I told you in December that we could discuss your vision if you were retained by Mayor Bowser. Though you are no longer with DHS, my promise still holds true. With you now leading DOES, our paths will still cross; as I'm pretty heavy on the homeless employment piece. I believe that the District doesn't really want to enable homeless or low-income people to remain in DC or to find affordable housing. The gov and biz structure is set up to push poor folk out of the city.I also believe that the homeless employment issue is a big can of worms and that anyone who devotes themselves to addressing it will suffer many headaches as they follow its many tentacles into areas like discrimination, workers' rights, job-training issues etc. Nonetheless, I'll keep pushing the ticket until someone in the administration takes on this headache. I'll BE the headache until you commit yourself to taking on the headache of homeless employment. Would you like to meet and discuss homeless employment?????

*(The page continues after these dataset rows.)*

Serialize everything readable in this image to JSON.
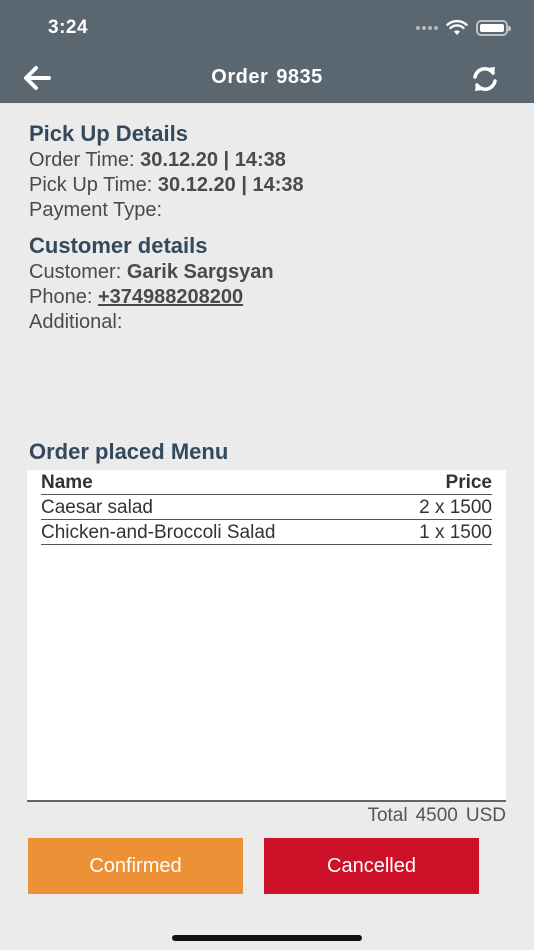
{
  "status": {
    "time": "3:24"
  },
  "header": {
    "title": "Order",
    "order_number": "9835"
  },
  "pickup": {
    "title": "Pick Up Details",
    "order_time_label": "Order Time:",
    "order_time_value": "30.12.20 | 14:38",
    "pickup_time_label": "Pick Up Time:",
    "pickup_time_value": "30.12.20 | 14:38",
    "payment_label": "Payment Type:",
    "payment_value": ""
  },
  "customer": {
    "title": "Customer details",
    "name_label": "Customer:",
    "name_value": "Garik Sargsyan",
    "phone_label": "Phone:",
    "phone_value": "+374988208200",
    "additional_label": "Additional:",
    "additional_value": ""
  },
  "menu": {
    "title": "Order placed Menu",
    "columns": [
      "Name",
      "Price"
    ],
    "rows": [
      {
        "name": "Caesar salad",
        "price": "2 x 1500"
      },
      {
        "name": "Chicken-and-Broccoli Salad",
        "price": "1 x 1500"
      }
    ],
    "total_label": "Total",
    "total_value": "4500",
    "currency": "USD"
  },
  "actions": {
    "confirm_label": "Confirmed",
    "cancel_label": "Cancelled"
  },
  "colors": {
    "header": "#5a6670",
    "heading": "#34495e",
    "confirm": "#ec9135",
    "cancel": "#cd1128"
  },
  "icons": {
    "back": "arrow-left-icon",
    "refresh": "refresh-icon",
    "wifi": "wifi-icon",
    "battery": "battery-icon"
  }
}
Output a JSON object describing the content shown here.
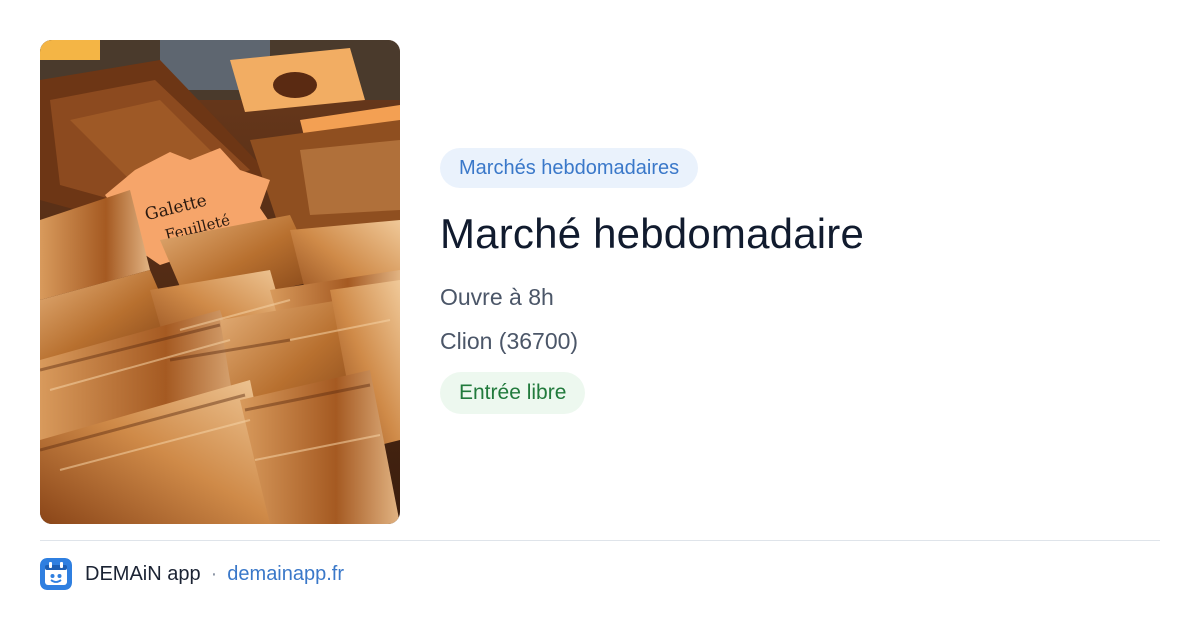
{
  "event": {
    "category": "Marchés hebdomadaires",
    "title": "Marché hebdomadaire",
    "hours": "Ouvre à 8h",
    "location": "Clion (36700)",
    "entry": "Entrée libre"
  },
  "photo": {
    "subject": "pastries at market stall",
    "sign_text": "Galette Feuilleté Loire"
  },
  "footer": {
    "app_icon": "demain-app-icon",
    "app_name": "DEMAiN app",
    "separator": "·",
    "domain": "demainapp.fr"
  },
  "colors": {
    "category_bg": "#eaf2fc",
    "category_text": "#3a78c9",
    "title_text": "#111b2e",
    "body_text": "#4b5668",
    "entry_bg": "#edf8ef",
    "entry_text": "#217a3c",
    "link": "#3a78c9",
    "app_icon_blue": "#2f7fe0"
  }
}
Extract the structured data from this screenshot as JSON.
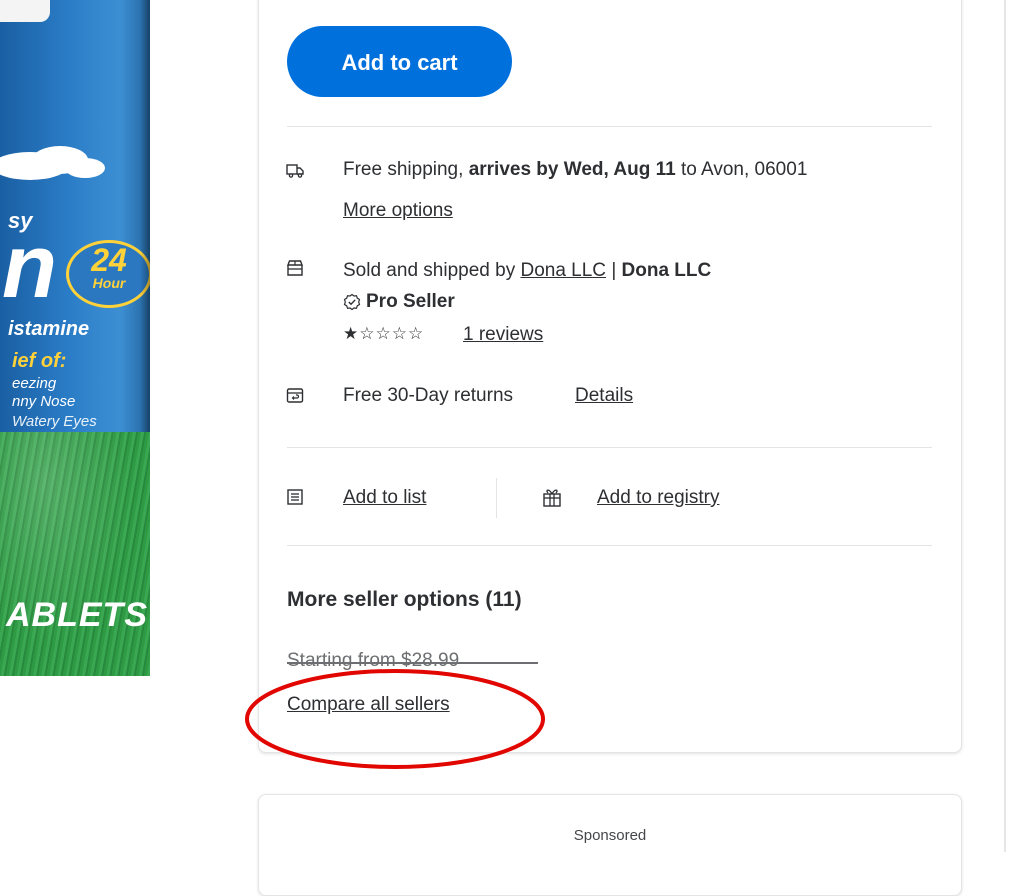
{
  "product_image": {
    "brand_tail": "sy",
    "name_tail": "n",
    "badge_number": "24",
    "badge_unit": "Hour",
    "antihistamine": "istamine",
    "relief_of": "ief of:",
    "symptom_1": "eezing",
    "symptom_2": "nny Nose",
    "symptom_3": "Watery Eyes",
    "tablets": "ABLETS"
  },
  "buy_box": {
    "add_to_cart_label": "Add to cart",
    "shipping": {
      "prefix": "Free shipping,",
      "arrival_bold": "arrives by Wed, Aug 11",
      "suffix": "to Avon, 06001",
      "more_options": "More options"
    },
    "seller": {
      "sold_by_prefix": "Sold and shipped by",
      "seller_link": "Dona LLC",
      "separator": "|",
      "seller_bold": "Dona LLC",
      "pro_seller": "Pro Seller",
      "rating_stars": "★☆☆☆☆",
      "rating": 1,
      "rating_max": 5,
      "reviews_link": "1 reviews"
    },
    "returns": {
      "text": "Free 30-Day returns",
      "details_link": "Details"
    },
    "actions": {
      "add_to_list": "Add to list",
      "add_to_registry": "Add to registry"
    },
    "more_sellers": {
      "title": "More seller options (11)",
      "starting_from": "Starting from $28.99",
      "compare_link": "Compare all sellers"
    }
  },
  "sponsored": {
    "label": "Sponsored"
  },
  "colors": {
    "primary_button": "#0071dc",
    "text": "#2e2f32",
    "annotation": "#e10600",
    "divider": "#e3e4e5"
  },
  "icons": [
    "truck-icon",
    "store-icon",
    "check-badge-icon",
    "return-box-icon",
    "list-icon",
    "gift-icon"
  ]
}
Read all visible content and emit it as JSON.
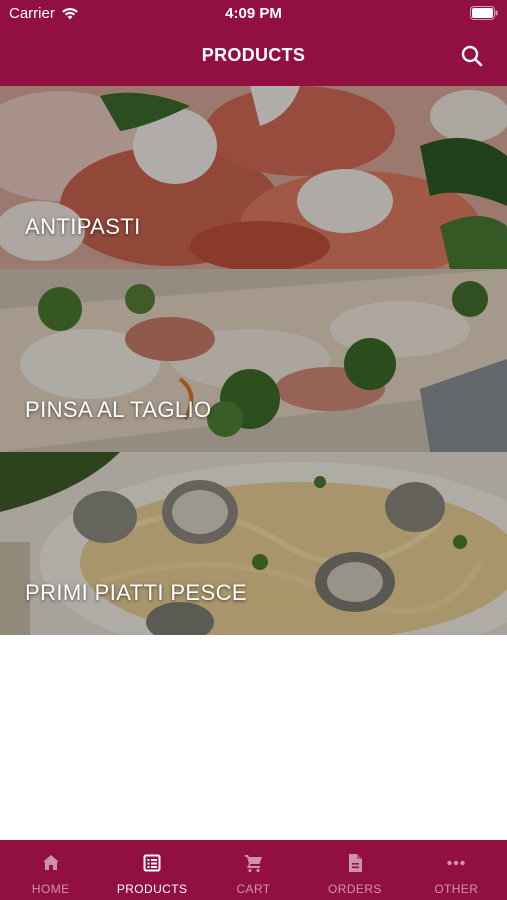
{
  "status_bar": {
    "carrier": "Carrier",
    "time": "4:09 PM"
  },
  "nav": {
    "title": "PRODUCTS",
    "search_icon": "search-icon"
  },
  "categories": [
    {
      "label": "ANTIPASTI",
      "photo": "prosciutto-mozzarella-arugula-photo"
    },
    {
      "label": "PINSA AL TAGLIO",
      "photo": "pinsa-broccoli-photo"
    },
    {
      "label": "PRIMI PIATTI PESCE",
      "photo": "spaghetti-clams-photo"
    }
  ],
  "tabs": [
    {
      "label": "HOME",
      "icon": "home-icon",
      "active": false
    },
    {
      "label": "PRODUCTS",
      "icon": "products-list-icon",
      "active": true
    },
    {
      "label": "CART",
      "icon": "cart-icon",
      "active": false
    },
    {
      "label": "ORDERS",
      "icon": "document-icon",
      "active": false
    },
    {
      "label": "OTHER",
      "icon": "more-dots-icon",
      "active": false
    }
  ],
  "colors": {
    "brand": "#921040",
    "active_tab": "#ffffff",
    "inactive_tab": "rgba(255,255,255,0.55)"
  }
}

She took up my offer to meet, though it wasn't the tense one-on-one that I initially thought it would be. As we arranged the meeting, we decided to bring other homelessness and employment stakeholders to the table. That meeting took place on Friday, March 13th, 2015.
I arrived at 1:28 for a 1:30 meeting, found that there were about 15 people at the conference table conducting a meeting that I was given the wrong time for and began to wonder if the "bum" steer was intentional. The conversation was about employment issues faced by homeless parents
whose average age range is 18 to 24 years old. Then, at 1:45 Ms. Carroll said, "Let's transition". She told me that I indeed had not been given a bum steer but that I walked in on the tail end of a different meeting
that ran past the scheduled end time. Cynicism reversed.
The 15-ish of us talked from 1:45 to approximately 2:20 about my concerns around homeless employment. The group gave me the lion's share of the time so that I could say what I had to say. In stark contrast to her council hearing mannerisms, Deborah Carroll interrupted me several times to say, "I can answer that". She then proceeded to give me straight, unambiguous and detailed answers. Surprise. Surprise.
At one point I told this room full of DC Government employees, "I like to think backwards; so, I should apply for a job with DC Government". After we all got a really good laugh, I explained that we should start our thinking with the goal of connecting people to both housing and jobs and think backwards to what needs to happen to get us there. We discussed other ideas pertaining to homeless employment which I'll
address in another blog post, this one having already obtained quite the ungodly length. FULL STOP.